:: PROVIDED MATERIAL ::
════════════════

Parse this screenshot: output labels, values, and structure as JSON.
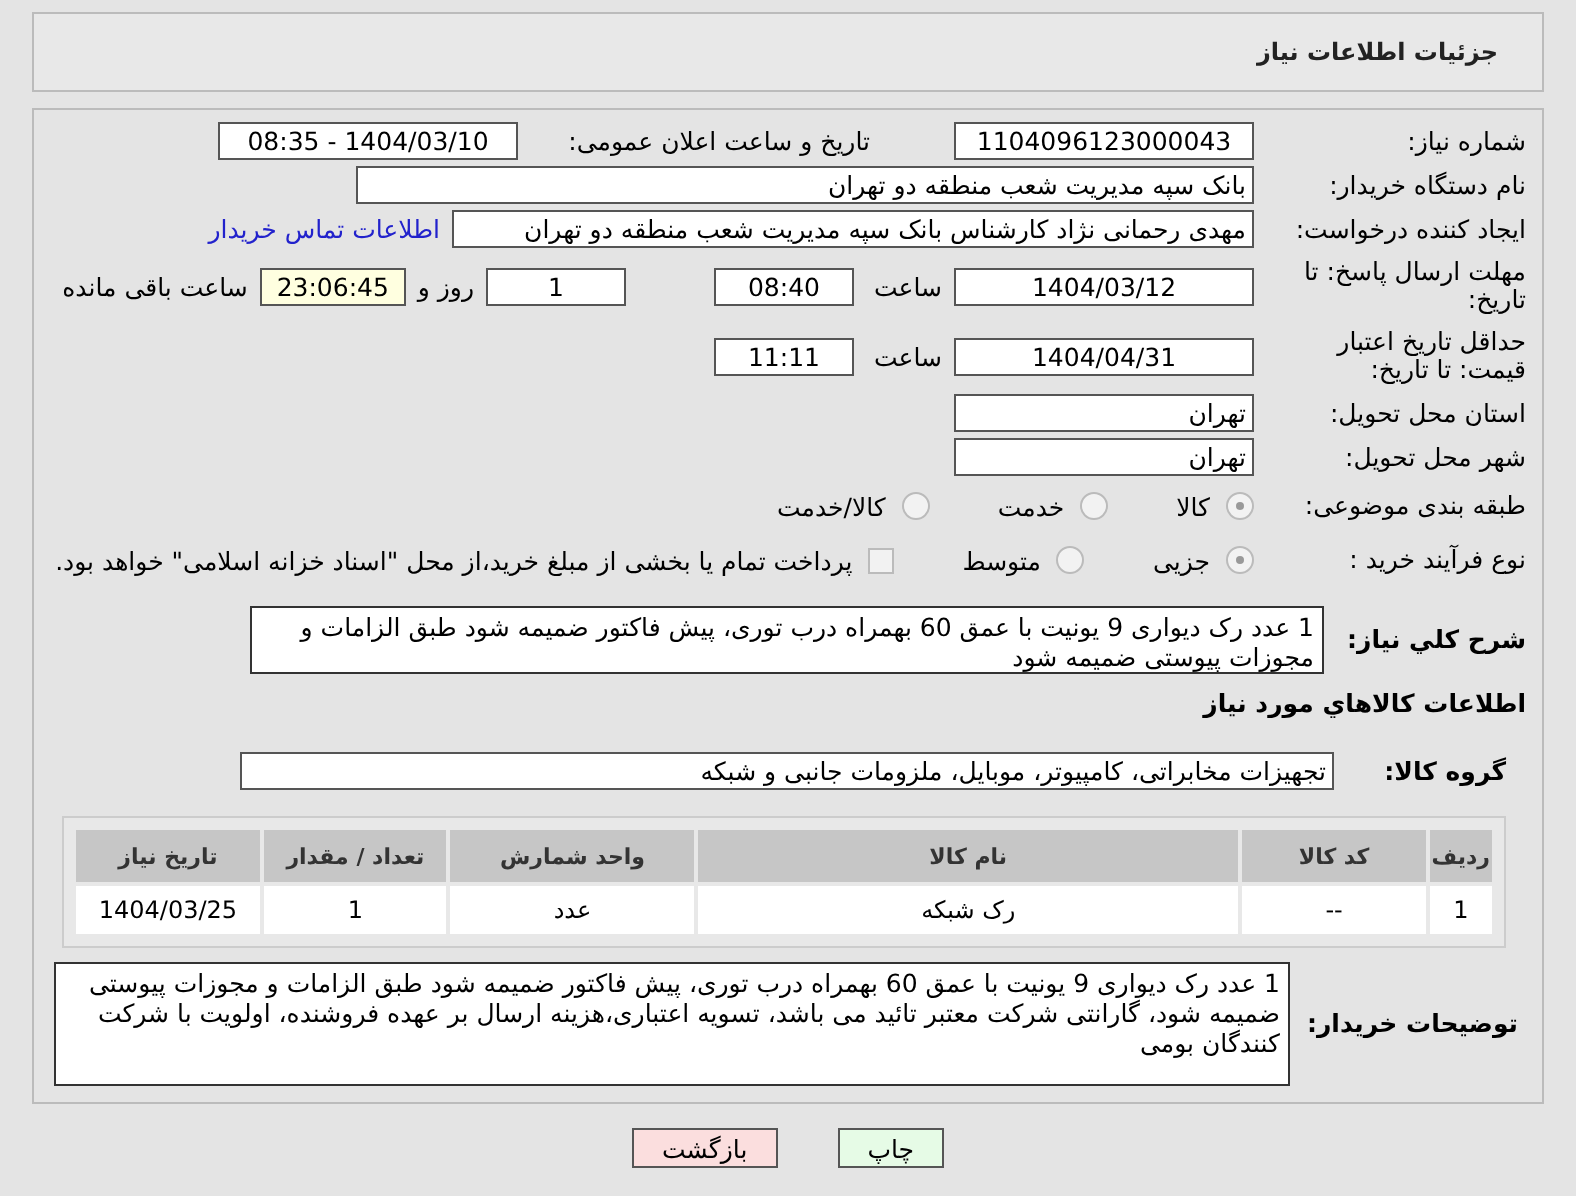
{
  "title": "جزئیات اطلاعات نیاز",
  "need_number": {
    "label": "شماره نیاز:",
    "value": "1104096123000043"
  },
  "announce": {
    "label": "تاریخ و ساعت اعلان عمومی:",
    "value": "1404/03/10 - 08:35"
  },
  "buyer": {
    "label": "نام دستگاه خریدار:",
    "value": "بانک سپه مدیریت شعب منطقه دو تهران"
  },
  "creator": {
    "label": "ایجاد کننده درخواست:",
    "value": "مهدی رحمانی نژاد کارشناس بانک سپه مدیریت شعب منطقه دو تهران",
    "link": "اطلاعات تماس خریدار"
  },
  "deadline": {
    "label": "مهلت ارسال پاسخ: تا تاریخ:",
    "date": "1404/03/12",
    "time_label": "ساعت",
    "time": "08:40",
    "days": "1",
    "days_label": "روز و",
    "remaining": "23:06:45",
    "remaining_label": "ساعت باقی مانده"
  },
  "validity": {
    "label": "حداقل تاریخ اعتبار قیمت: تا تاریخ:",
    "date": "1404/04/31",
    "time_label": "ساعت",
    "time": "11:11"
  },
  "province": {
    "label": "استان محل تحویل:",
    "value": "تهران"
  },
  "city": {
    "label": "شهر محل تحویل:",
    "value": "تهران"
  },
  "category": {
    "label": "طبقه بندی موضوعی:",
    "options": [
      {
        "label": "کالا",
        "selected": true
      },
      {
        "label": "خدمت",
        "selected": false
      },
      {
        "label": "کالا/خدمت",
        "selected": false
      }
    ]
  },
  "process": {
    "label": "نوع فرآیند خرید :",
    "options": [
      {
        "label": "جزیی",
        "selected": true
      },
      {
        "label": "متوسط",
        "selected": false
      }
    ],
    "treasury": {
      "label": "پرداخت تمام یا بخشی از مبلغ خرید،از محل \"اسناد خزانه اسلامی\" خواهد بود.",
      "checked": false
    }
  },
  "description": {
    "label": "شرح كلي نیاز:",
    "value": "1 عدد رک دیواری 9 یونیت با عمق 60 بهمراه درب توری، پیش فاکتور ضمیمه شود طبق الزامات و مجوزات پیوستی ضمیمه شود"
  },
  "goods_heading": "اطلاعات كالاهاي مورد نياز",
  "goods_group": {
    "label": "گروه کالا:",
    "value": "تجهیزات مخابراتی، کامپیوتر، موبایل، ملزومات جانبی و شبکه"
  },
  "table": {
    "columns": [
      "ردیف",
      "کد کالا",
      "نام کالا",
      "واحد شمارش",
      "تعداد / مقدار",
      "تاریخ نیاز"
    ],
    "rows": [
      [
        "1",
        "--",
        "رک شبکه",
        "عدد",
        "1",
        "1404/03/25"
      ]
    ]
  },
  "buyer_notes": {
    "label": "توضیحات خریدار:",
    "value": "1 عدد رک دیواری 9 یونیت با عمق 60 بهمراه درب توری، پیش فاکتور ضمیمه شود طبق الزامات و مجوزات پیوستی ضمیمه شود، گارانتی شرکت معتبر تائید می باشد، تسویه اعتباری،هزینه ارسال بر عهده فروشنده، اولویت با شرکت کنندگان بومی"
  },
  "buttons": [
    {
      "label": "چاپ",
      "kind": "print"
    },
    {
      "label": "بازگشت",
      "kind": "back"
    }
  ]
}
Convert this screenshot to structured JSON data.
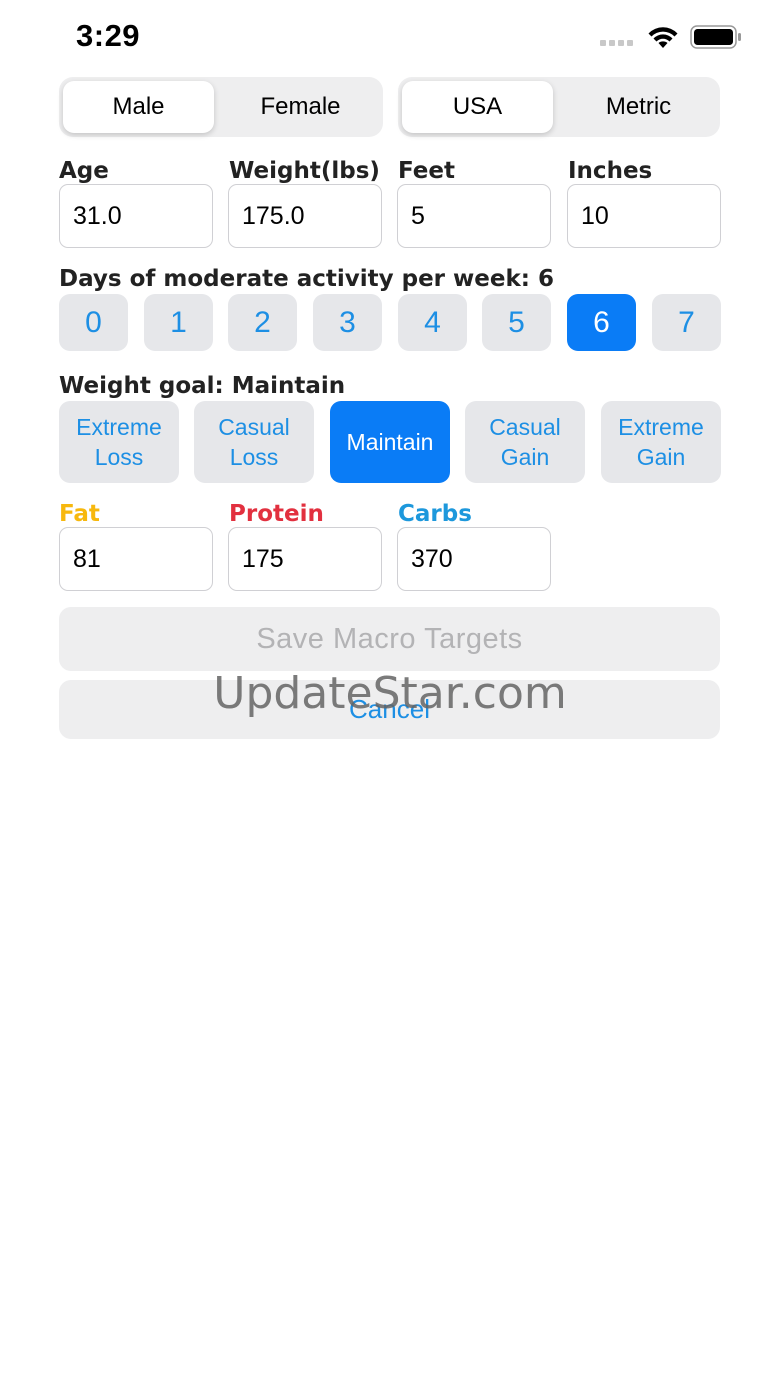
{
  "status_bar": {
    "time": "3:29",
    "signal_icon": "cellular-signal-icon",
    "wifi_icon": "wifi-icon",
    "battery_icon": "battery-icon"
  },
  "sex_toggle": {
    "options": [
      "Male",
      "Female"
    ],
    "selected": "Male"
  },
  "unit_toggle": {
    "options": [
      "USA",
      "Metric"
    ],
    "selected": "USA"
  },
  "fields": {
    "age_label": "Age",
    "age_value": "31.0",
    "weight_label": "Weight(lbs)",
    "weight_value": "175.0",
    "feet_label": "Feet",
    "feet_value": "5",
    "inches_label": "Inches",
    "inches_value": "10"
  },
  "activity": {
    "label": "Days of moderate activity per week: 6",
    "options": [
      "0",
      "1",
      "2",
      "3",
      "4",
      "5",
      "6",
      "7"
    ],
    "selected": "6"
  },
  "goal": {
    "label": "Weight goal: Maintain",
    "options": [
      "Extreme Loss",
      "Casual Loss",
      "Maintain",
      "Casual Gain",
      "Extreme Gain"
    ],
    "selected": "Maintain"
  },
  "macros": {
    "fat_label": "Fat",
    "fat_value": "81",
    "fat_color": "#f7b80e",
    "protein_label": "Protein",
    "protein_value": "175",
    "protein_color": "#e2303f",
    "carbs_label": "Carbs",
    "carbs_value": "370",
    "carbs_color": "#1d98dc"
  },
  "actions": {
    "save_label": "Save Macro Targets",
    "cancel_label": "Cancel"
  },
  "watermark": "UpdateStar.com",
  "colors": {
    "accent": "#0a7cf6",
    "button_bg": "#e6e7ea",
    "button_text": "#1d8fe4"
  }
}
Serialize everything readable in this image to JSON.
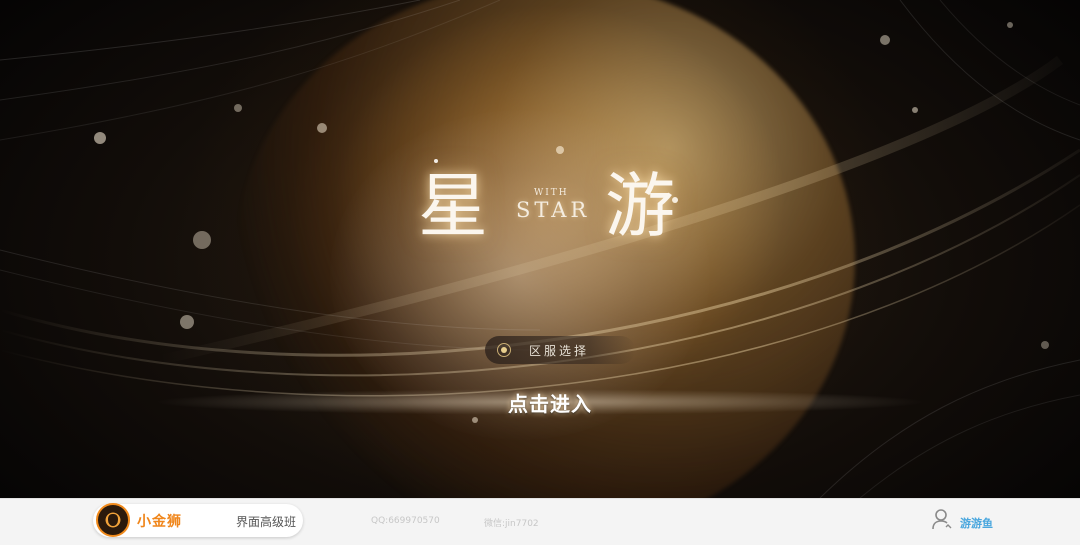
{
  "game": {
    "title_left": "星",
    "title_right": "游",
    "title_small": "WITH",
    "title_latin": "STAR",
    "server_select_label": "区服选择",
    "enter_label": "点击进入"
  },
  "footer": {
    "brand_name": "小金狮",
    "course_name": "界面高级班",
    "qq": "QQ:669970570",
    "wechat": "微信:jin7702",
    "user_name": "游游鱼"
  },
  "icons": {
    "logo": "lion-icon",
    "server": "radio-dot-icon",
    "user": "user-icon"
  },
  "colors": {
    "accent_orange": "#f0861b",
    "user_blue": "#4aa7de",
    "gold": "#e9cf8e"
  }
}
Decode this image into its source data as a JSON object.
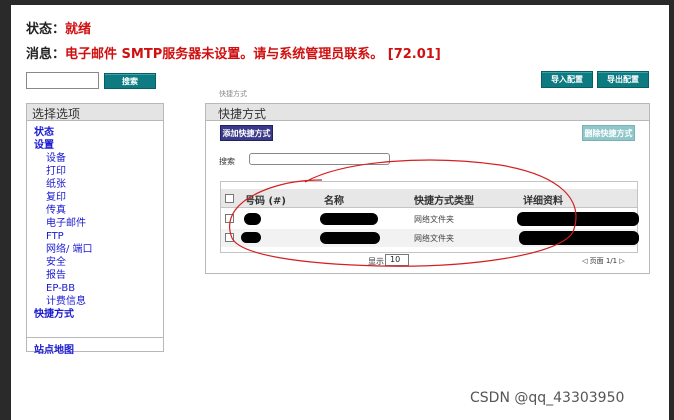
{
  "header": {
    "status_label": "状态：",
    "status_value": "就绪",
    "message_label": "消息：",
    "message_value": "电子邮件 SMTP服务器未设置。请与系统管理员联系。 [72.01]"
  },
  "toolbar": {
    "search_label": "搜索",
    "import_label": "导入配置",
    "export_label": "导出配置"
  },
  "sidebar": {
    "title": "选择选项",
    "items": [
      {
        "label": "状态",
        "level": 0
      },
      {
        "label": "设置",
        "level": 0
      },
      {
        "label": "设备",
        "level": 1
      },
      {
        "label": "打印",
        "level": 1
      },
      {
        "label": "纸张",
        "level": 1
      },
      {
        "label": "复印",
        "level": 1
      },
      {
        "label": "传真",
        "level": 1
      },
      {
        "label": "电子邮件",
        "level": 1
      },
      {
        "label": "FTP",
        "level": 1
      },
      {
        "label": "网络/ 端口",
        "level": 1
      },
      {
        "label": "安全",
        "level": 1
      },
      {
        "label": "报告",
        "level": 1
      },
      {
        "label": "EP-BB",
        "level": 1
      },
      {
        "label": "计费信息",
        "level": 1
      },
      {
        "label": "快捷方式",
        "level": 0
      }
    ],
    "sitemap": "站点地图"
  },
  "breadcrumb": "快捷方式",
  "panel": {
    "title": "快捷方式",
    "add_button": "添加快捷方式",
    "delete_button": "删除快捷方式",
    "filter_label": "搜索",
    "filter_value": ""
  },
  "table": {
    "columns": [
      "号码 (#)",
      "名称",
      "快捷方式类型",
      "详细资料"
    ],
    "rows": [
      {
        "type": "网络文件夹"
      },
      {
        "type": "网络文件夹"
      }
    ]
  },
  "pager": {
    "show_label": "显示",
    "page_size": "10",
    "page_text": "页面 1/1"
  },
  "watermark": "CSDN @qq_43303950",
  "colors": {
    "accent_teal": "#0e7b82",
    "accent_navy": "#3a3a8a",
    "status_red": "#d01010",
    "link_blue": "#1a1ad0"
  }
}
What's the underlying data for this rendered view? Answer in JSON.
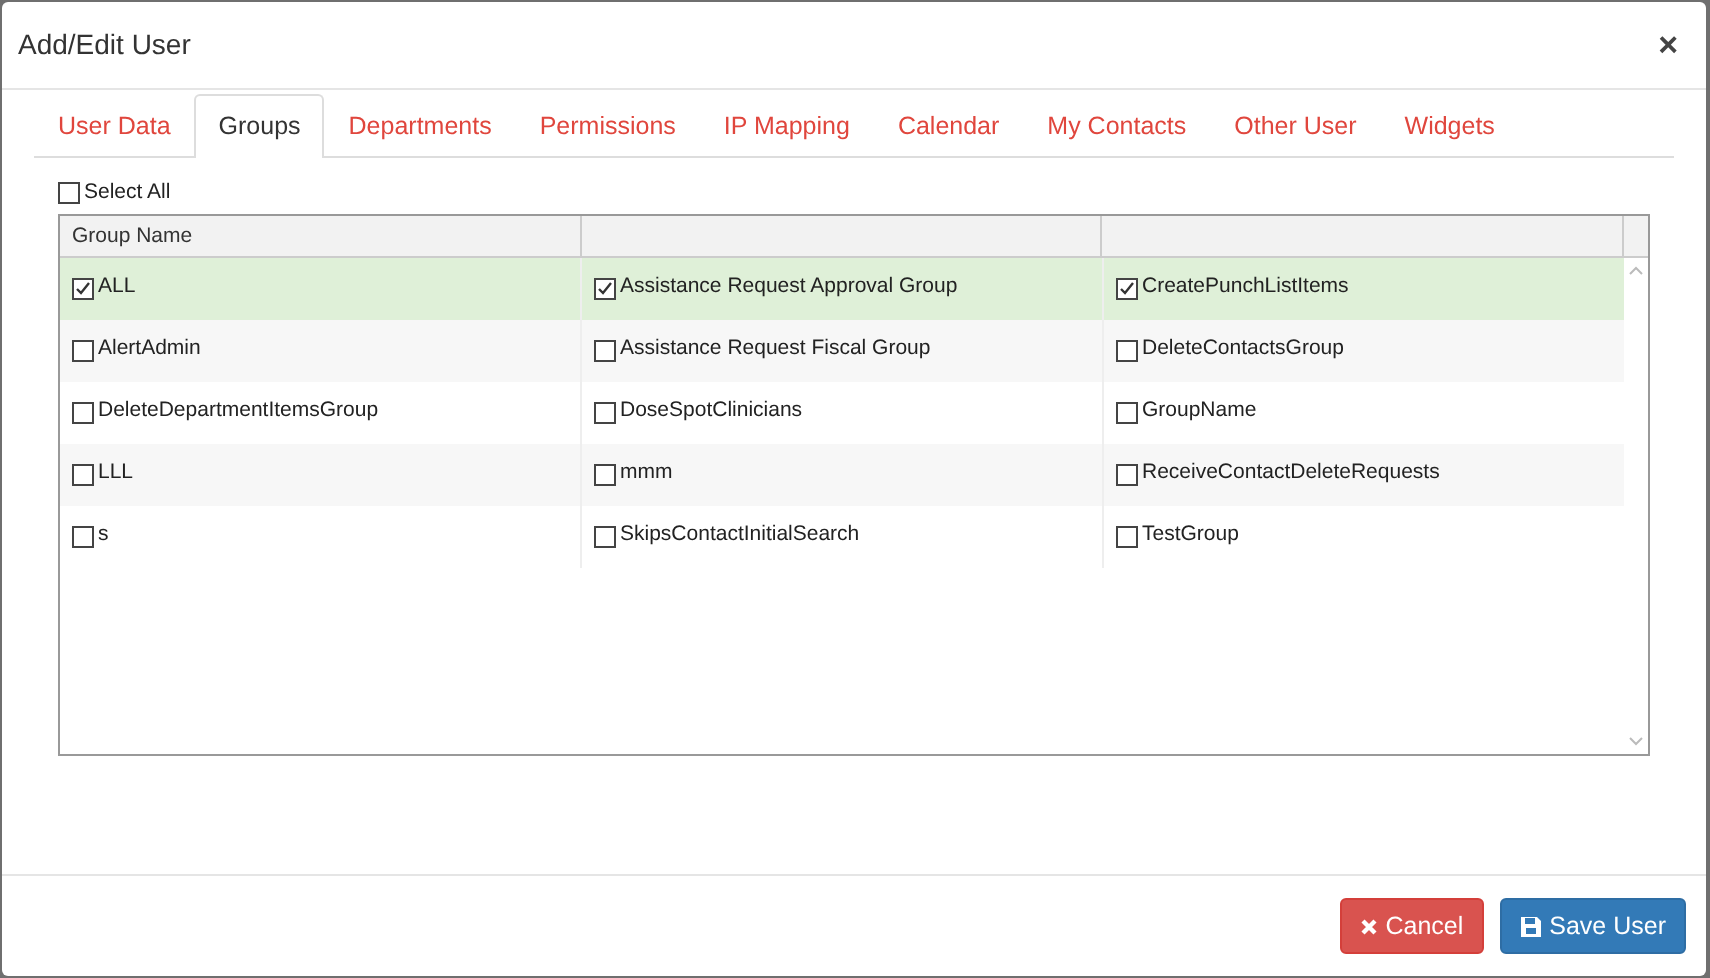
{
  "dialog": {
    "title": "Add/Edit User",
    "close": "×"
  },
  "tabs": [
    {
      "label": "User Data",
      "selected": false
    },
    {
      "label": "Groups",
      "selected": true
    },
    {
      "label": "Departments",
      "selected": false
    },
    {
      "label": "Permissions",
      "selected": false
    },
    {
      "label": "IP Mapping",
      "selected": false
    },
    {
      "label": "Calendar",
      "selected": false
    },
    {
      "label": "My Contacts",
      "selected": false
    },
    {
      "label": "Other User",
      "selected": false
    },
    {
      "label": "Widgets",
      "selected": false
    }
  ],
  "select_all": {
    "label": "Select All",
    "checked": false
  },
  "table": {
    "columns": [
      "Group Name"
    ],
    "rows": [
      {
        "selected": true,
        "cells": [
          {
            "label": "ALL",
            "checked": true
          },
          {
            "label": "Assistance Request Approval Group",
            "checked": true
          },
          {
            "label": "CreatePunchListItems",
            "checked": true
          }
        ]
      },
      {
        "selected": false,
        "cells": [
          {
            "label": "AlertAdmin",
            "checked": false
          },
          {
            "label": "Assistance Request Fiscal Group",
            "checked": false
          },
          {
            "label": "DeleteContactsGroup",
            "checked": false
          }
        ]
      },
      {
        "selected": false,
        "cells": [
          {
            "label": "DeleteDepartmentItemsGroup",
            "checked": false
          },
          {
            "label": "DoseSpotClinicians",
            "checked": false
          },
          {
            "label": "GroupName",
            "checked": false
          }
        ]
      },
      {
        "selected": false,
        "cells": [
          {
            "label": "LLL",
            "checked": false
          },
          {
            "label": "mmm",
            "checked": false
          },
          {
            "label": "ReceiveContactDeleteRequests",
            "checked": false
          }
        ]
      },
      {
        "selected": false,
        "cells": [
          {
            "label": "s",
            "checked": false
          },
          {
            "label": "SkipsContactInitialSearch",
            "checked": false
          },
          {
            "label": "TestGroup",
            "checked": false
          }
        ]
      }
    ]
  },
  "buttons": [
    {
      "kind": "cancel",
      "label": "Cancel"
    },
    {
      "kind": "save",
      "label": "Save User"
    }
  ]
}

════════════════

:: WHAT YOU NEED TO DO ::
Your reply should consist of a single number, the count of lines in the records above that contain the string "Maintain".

:: ANSWER TO THE PROBLEM ::
3